Copy each line below that includes "Jones".

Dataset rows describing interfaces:
◇ ◇ ◇ ◇ ◇ ◇ ◇

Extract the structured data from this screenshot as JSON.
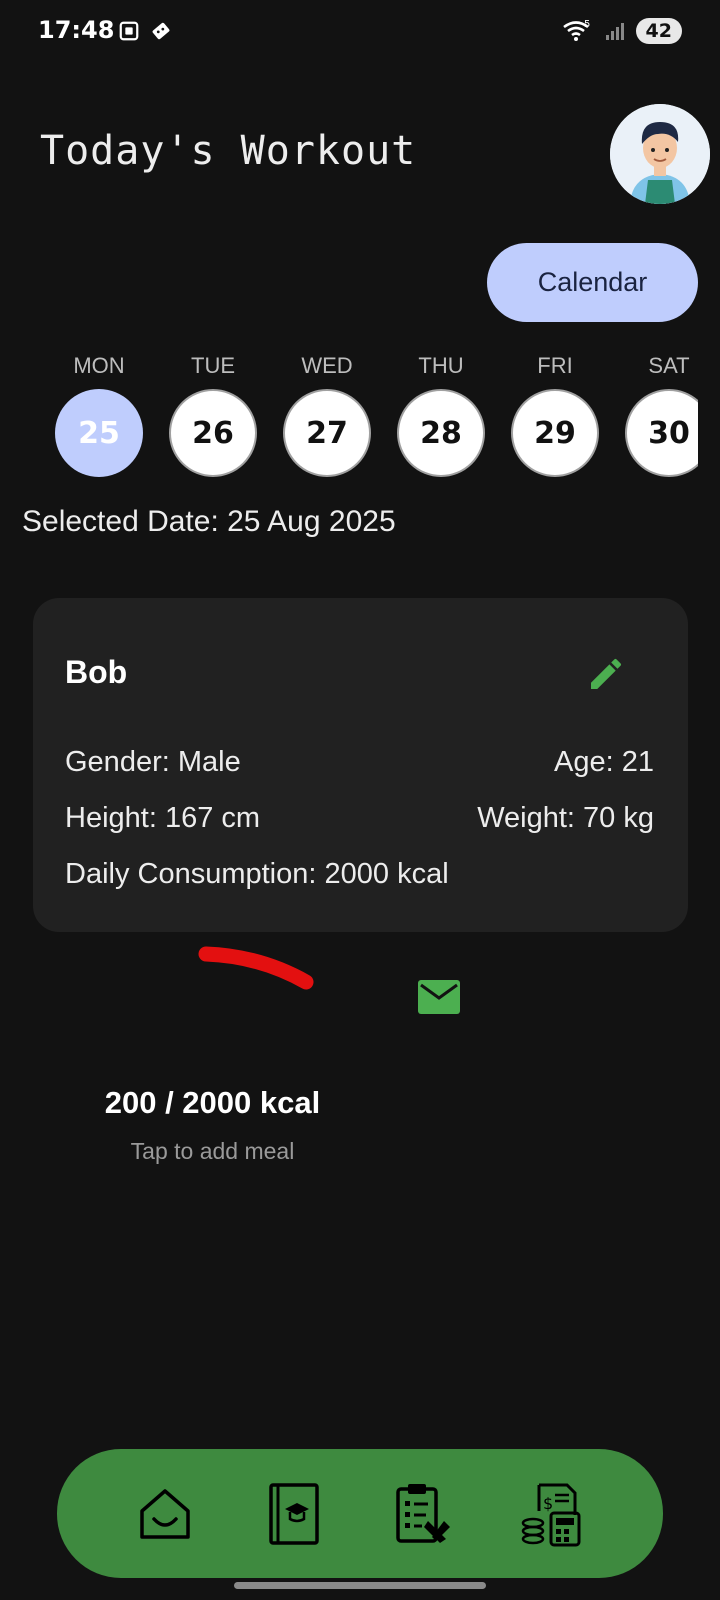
{
  "status_bar": {
    "time": "17:48",
    "battery": "42",
    "wifi_badge": "5",
    "left_icons": [
      "screenshot-icon",
      "dice-icon"
    ],
    "right_icons": [
      "wifi-icon",
      "signal-icon",
      "battery-icon"
    ]
  },
  "header": {
    "title": "Today's Workout",
    "avatar_icon": "avatar"
  },
  "calendar": {
    "button_label": "Calendar",
    "days": [
      {
        "name": "MON",
        "date": "25",
        "selected": true
      },
      {
        "name": "TUE",
        "date": "26",
        "selected": false
      },
      {
        "name": "WED",
        "date": "27",
        "selected": false
      },
      {
        "name": "THU",
        "date": "28",
        "selected": false
      },
      {
        "name": "FRI",
        "date": "29",
        "selected": false
      },
      {
        "name": "SAT",
        "date": "30",
        "selected": false
      }
    ],
    "selected_date_text": "Selected Date: 25 Aug 2025"
  },
  "profile": {
    "name": "Bob",
    "gender": "Gender: Male",
    "age": "Age: 21",
    "height": "Height: 167 cm",
    "weight": "Weight: 70 kg",
    "daily": "Daily Consumption: 2000 kcal",
    "edit_icon": "pencil-icon"
  },
  "calories": {
    "consumed_text": "200 / 2000 kcal",
    "hint": "Tap to add meal",
    "progress_fraction": 0.1,
    "mail_icon": "mail-icon"
  },
  "bottom_nav": {
    "items": [
      "home-icon",
      "book-icon",
      "clipboard-icon",
      "finance-calculator-icon"
    ]
  },
  "colors": {
    "background": "#121212",
    "accent_blue": "#bfcdfd",
    "accent_green": "#3e8a3f",
    "icon_green": "#4caf50",
    "progress_red": "#e31010",
    "card": "#212121"
  }
}
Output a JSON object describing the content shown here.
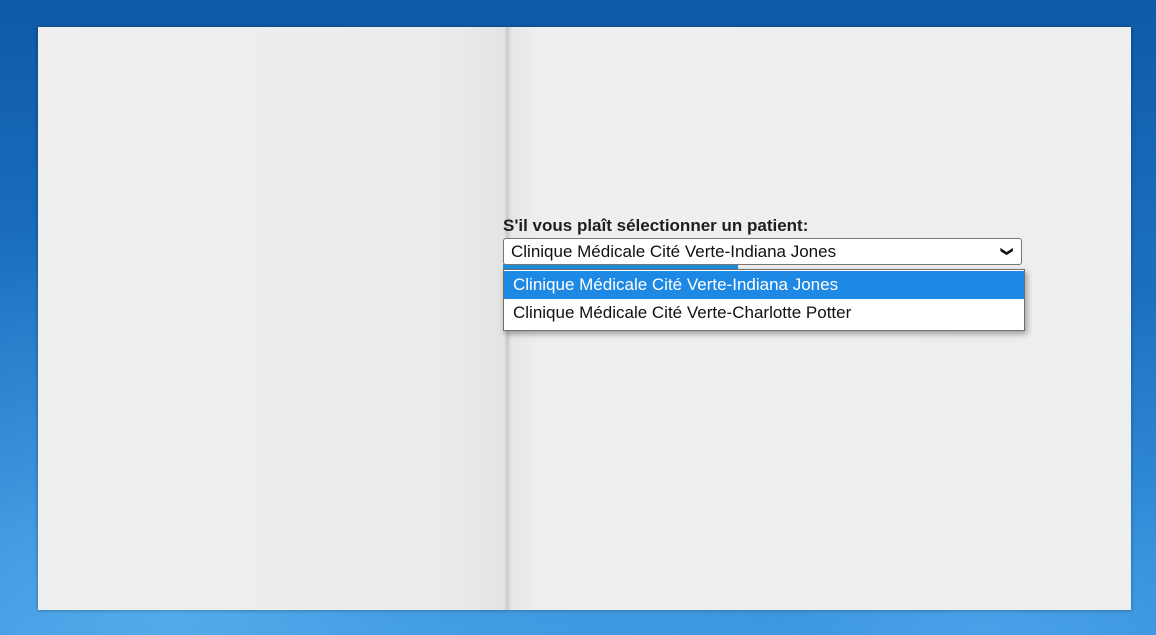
{
  "form": {
    "prompt": "S'il vous plaît sélectionner un patient:",
    "select": {
      "value": "Clinique Médicale Cité Verte-Indiana Jones",
      "options": [
        "Clinique Médicale Cité Verte-Indiana Jones",
        "Clinique Médicale Cité Verte-Charlotte Potter"
      ],
      "selected_index": 0
    },
    "submit_label": ""
  },
  "icons": {
    "dropdown": "chevron-down-icon"
  },
  "colors": {
    "desktop_background": "#1a6fbe",
    "panel_background": "#eeeeee",
    "accent": "#1e88e5",
    "button": "#1a84d6"
  }
}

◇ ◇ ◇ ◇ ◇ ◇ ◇

# EXPECTED ANSWER
      "value": "Clinique Médicale Cité Verte-Indiana Jones",
        "Clinique Médicale Cité Verte-Indiana Jones",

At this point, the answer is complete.